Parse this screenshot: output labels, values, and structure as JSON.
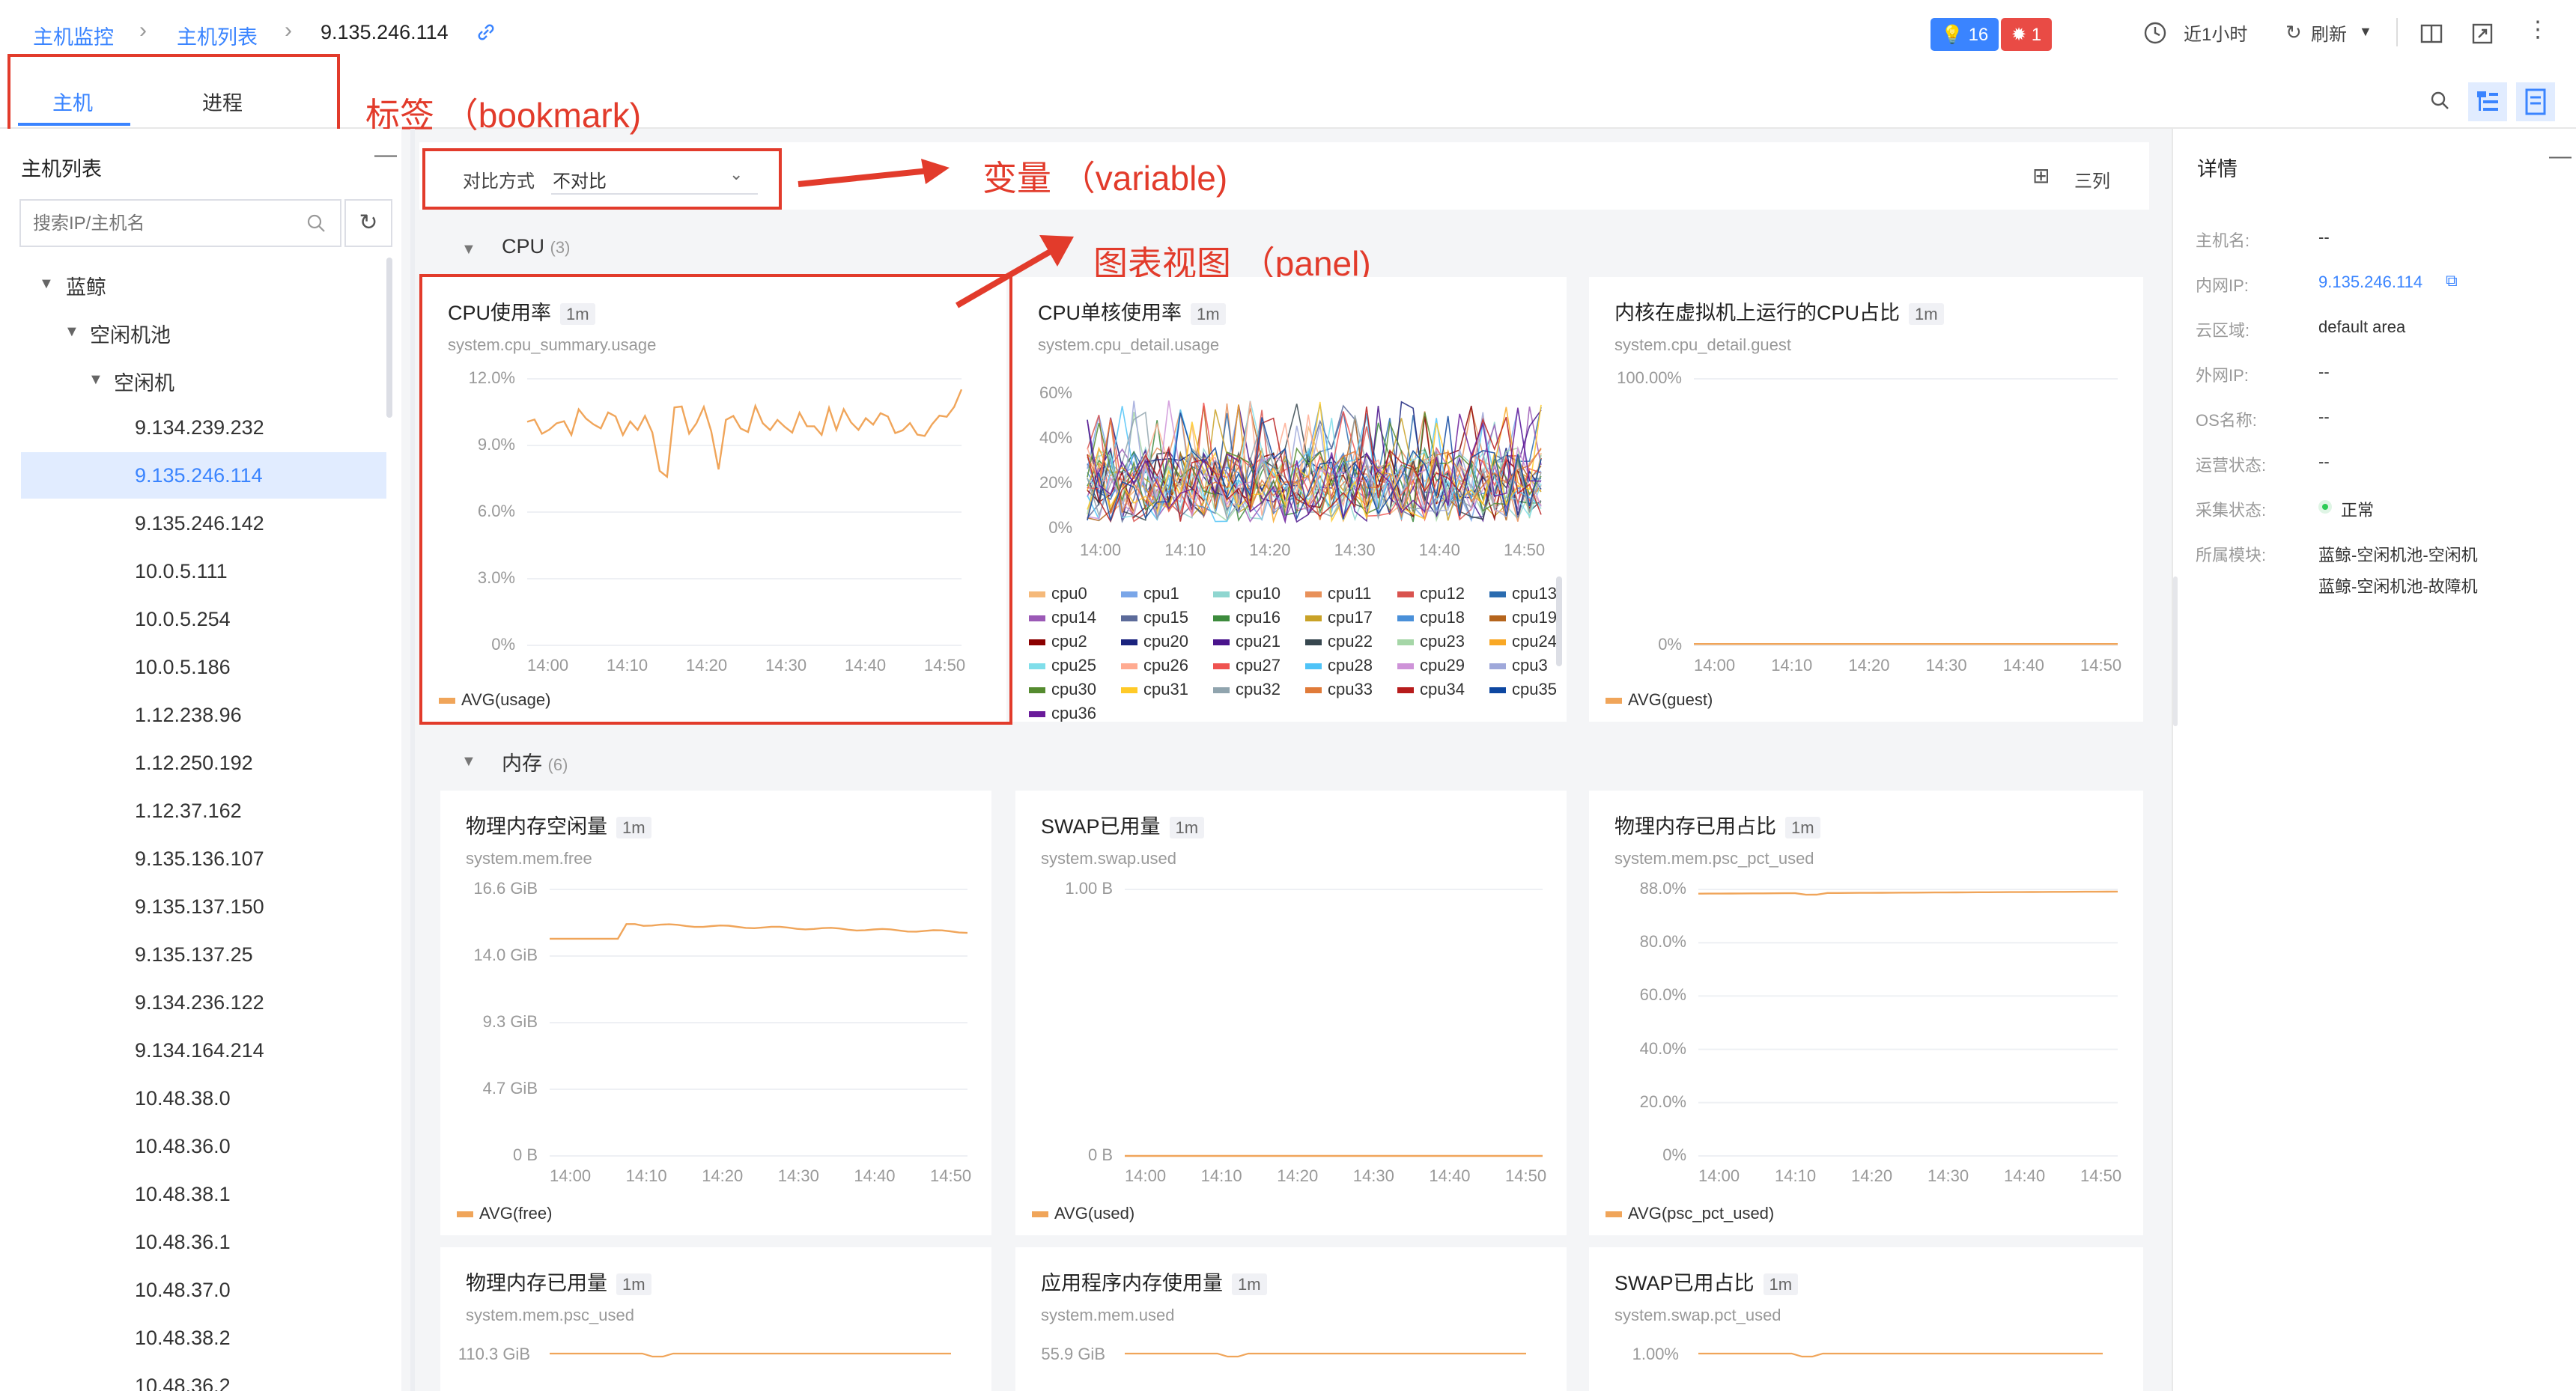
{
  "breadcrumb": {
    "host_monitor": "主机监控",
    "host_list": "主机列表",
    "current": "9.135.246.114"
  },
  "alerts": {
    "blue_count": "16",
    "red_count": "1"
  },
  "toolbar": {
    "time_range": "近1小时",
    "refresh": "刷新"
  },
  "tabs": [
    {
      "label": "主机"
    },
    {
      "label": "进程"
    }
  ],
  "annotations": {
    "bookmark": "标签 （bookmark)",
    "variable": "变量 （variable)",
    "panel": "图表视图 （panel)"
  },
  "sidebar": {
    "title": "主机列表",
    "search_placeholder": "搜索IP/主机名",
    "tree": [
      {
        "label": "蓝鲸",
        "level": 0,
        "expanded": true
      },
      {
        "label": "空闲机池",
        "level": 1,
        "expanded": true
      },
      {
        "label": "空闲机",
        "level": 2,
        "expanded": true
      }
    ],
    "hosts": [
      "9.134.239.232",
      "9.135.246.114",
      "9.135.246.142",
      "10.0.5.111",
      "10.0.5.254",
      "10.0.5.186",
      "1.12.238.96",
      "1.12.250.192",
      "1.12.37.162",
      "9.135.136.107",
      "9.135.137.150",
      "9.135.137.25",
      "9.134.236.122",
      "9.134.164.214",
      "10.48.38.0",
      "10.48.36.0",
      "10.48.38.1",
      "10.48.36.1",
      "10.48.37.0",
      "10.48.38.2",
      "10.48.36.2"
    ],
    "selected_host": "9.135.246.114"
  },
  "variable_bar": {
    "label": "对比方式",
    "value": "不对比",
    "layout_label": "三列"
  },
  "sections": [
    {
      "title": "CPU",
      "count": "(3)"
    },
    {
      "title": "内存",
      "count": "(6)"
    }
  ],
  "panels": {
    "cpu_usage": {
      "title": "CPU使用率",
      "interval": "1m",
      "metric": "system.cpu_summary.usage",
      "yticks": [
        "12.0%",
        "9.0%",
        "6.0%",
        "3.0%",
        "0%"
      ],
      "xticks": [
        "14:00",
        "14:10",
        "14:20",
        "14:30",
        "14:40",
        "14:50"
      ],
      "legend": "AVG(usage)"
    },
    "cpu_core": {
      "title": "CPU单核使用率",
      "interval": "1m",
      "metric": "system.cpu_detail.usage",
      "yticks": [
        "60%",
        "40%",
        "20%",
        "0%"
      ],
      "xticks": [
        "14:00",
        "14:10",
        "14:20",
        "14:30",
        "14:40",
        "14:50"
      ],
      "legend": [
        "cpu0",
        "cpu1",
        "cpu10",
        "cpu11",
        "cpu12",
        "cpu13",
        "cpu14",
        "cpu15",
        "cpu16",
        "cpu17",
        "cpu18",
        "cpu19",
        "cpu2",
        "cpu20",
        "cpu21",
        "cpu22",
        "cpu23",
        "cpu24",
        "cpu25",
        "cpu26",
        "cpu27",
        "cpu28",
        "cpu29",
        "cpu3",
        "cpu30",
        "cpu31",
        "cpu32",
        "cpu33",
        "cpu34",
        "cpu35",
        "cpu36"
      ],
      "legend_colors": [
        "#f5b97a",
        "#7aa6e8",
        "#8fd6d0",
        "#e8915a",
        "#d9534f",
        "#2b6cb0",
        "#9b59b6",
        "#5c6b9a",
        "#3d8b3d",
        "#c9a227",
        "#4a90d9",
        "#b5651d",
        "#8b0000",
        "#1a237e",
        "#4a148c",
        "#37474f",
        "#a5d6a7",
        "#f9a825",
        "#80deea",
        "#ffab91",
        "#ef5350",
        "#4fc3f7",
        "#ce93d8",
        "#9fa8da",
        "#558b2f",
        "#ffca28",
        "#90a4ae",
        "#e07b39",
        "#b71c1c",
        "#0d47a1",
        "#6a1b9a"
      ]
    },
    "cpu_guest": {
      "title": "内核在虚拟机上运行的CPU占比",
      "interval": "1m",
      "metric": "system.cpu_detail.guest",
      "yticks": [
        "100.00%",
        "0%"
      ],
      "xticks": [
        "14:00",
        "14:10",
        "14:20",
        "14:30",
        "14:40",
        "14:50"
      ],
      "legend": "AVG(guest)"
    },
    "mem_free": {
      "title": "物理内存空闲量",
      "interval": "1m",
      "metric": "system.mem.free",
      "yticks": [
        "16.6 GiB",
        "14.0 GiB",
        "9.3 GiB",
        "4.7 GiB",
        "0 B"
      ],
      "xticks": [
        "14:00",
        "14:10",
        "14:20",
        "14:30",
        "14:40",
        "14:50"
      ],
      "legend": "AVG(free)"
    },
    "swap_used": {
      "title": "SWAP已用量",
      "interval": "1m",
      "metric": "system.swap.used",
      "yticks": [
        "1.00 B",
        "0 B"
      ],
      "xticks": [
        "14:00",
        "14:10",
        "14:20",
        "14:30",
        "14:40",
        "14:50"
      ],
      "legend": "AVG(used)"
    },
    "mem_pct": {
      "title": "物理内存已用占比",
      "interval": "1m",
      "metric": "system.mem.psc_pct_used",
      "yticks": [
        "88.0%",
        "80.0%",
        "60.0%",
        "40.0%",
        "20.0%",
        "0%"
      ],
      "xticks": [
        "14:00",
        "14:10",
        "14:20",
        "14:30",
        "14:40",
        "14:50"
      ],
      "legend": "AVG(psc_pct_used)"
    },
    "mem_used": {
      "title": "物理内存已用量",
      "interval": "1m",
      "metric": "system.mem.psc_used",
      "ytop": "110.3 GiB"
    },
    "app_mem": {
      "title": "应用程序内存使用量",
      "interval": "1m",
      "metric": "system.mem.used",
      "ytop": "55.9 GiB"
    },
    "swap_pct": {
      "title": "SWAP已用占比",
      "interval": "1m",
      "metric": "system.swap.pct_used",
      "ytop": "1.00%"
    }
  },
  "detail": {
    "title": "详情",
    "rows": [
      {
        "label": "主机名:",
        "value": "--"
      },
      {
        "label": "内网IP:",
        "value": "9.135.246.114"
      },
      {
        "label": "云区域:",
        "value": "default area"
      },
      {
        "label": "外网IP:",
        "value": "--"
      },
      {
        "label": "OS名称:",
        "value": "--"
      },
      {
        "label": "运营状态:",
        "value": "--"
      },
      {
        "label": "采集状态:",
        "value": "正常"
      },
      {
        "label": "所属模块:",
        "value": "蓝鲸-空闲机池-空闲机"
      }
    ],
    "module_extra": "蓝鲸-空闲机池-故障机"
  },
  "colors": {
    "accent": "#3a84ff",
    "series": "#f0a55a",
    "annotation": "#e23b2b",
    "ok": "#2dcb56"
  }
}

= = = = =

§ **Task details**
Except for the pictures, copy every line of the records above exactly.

§ **Solution for this exercise**
Parse this screenshot: output labels, values, and structure as JSON.
{
  "breadcrumb": {
    "host_monitor": "主机监控",
    "host_list": "主机列表",
    "current": "9.135.246.114"
  },
  "alerts": {
    "blue_count": "16",
    "red_count": "1"
  },
  "toolbar": {
    "time_range": "近1小时",
    "refresh": "刷新"
  },
  "tabs": [
    {
      "label": "主机"
    },
    {
      "label": "进程"
    }
  ],
  "annotations": {
    "bookmark": "标签 （bookmark)",
    "variable": "变量 （variable)",
    "panel": "图表视图 （panel)"
  },
  "sidebar": {
    "title": "主机列表",
    "search_placeholder": "搜索IP/主机名",
    "tree": [
      {
        "label": "蓝鲸",
        "level": 0,
        "expanded": true
      },
      {
        "label": "空闲机池",
        "level": 1,
        "expanded": true
      },
      {
        "label": "空闲机",
        "level": 2,
        "expanded": true
      }
    ],
    "hosts": [
      "9.134.239.232",
      "9.135.246.114",
      "9.135.246.142",
      "10.0.5.111",
      "10.0.5.254",
      "10.0.5.186",
      "1.12.238.96",
      "1.12.250.192",
      "1.12.37.162",
      "9.135.136.107",
      "9.135.137.150",
      "9.135.137.25",
      "9.134.236.122",
      "9.134.164.214",
      "10.48.38.0",
      "10.48.36.0",
      "10.48.38.1",
      "10.48.36.1",
      "10.48.37.0",
      "10.48.38.2",
      "10.48.36.2"
    ],
    "selected_host": "9.135.246.114"
  },
  "variable_bar": {
    "label": "对比方式",
    "value": "不对比",
    "layout_label": "三列"
  },
  "sections": [
    {
      "title": "CPU",
      "count": "(3)"
    },
    {
      "title": "内存",
      "count": "(6)"
    }
  ],
  "panels": {
    "cpu_usage": {
      "title": "CPU使用率",
      "interval": "1m",
      "metric": "system.cpu_summary.usage",
      "yticks": [
        "12.0%",
        "9.0%",
        "6.0%",
        "3.0%",
        "0%"
      ],
      "xticks": [
        "14:00",
        "14:10",
        "14:20",
        "14:30",
        "14:40",
        "14:50"
      ],
      "legend": "AVG(usage)"
    },
    "cpu_core": {
      "title": "CPU单核使用率",
      "interval": "1m",
      "metric": "system.cpu_detail.usage",
      "yticks": [
        "60%",
        "40%",
        "20%",
        "0%"
      ],
      "xticks": [
        "14:00",
        "14:10",
        "14:20",
        "14:30",
        "14:40",
        "14:50"
      ],
      "legend": [
        "cpu0",
        "cpu1",
        "cpu10",
        "cpu11",
        "cpu12",
        "cpu13",
        "cpu14",
        "cpu15",
        "cpu16",
        "cpu17",
        "cpu18",
        "cpu19",
        "cpu2",
        "cpu20",
        "cpu21",
        "cpu22",
        "cpu23",
        "cpu24",
        "cpu25",
        "cpu26",
        "cpu27",
        "cpu28",
        "cpu29",
        "cpu3",
        "cpu30",
        "cpu31",
        "cpu32",
        "cpu33",
        "cpu34",
        "cpu35",
        "cpu36"
      ],
      "legend_colors": [
        "#f5b97a",
        "#7aa6e8",
        "#8fd6d0",
        "#e8915a",
        "#d9534f",
        "#2b6cb0",
        "#9b59b6",
        "#5c6b9a",
        "#3d8b3d",
        "#c9a227",
        "#4a90d9",
        "#b5651d",
        "#8b0000",
        "#1a237e",
        "#4a148c",
        "#37474f",
        "#a5d6a7",
        "#f9a825",
        "#80deea",
        "#ffab91",
        "#ef5350",
        "#4fc3f7",
        "#ce93d8",
        "#9fa8da",
        "#558b2f",
        "#ffca28",
        "#90a4ae",
        "#e07b39",
        "#b71c1c",
        "#0d47a1",
        "#6a1b9a"
      ]
    },
    "cpu_guest": {
      "title": "内核在虚拟机上运行的CPU占比",
      "interval": "1m",
      "metric": "system.cpu_detail.guest",
      "yticks": [
        "100.00%",
        "0%"
      ],
      "xticks": [
        "14:00",
        "14:10",
        "14:20",
        "14:30",
        "14:40",
        "14:50"
      ],
      "legend": "AVG(guest)"
    },
    "mem_free": {
      "title": "物理内存空闲量",
      "interval": "1m",
      "metric": "system.mem.free",
      "yticks": [
        "16.6 GiB",
        "14.0 GiB",
        "9.3 GiB",
        "4.7 GiB",
        "0 B"
      ],
      "xticks": [
        "14:00",
        "14:10",
        "14:20",
        "14:30",
        "14:40",
        "14:50"
      ],
      "legend": "AVG(free)"
    },
    "swap_used": {
      "title": "SWAP已用量",
      "interval": "1m",
      "metric": "system.swap.used",
      "yticks": [
        "1.00 B",
        "0 B"
      ],
      "xticks": [
        "14:00",
        "14:10",
        "14:20",
        "14:30",
        "14:40",
        "14:50"
      ],
      "legend": "AVG(used)"
    },
    "mem_pct": {
      "title": "物理内存已用占比",
      "interval": "1m",
      "metric": "system.mem.psc_pct_used",
      "yticks": [
        "88.0%",
        "80.0%",
        "60.0%",
        "40.0%",
        "20.0%",
        "0%"
      ],
      "xticks": [
        "14:00",
        "14:10",
        "14:20",
        "14:30",
        "14:40",
        "14:50"
      ],
      "legend": "AVG(psc_pct_used)"
    },
    "mem_used": {
      "title": "物理内存已用量",
      "interval": "1m",
      "metric": "system.mem.psc_used",
      "ytop": "110.3 GiB"
    },
    "app_mem": {
      "title": "应用程序内存使用量",
      "interval": "1m",
      "metric": "system.mem.used",
      "ytop": "55.9 GiB"
    },
    "swap_pct": {
      "title": "SWAP已用占比",
      "interval": "1m",
      "metric": "system.swap.pct_used",
      "ytop": "1.00%"
    }
  },
  "detail": {
    "title": "详情",
    "rows": [
      {
        "label": "主机名:",
        "value": "--"
      },
      {
        "label": "内网IP:",
        "value": "9.135.246.114"
      },
      {
        "label": "云区域:",
        "value": "default area"
      },
      {
        "label": "外网IP:",
        "value": "--"
      },
      {
        "label": "OS名称:",
        "value": "--"
      },
      {
        "label": "运营状态:",
        "value": "--"
      },
      {
        "label": "采集状态:",
        "value": "正常"
      },
      {
        "label": "所属模块:",
        "value": "蓝鲸-空闲机池-空闲机"
      }
    ],
    "module_extra": "蓝鲸-空闲机池-故障机"
  },
  "colors": {
    "accent": "#3a84ff",
    "series": "#f0a55a",
    "annotation": "#e23b2b",
    "ok": "#2dcb56"
  }
}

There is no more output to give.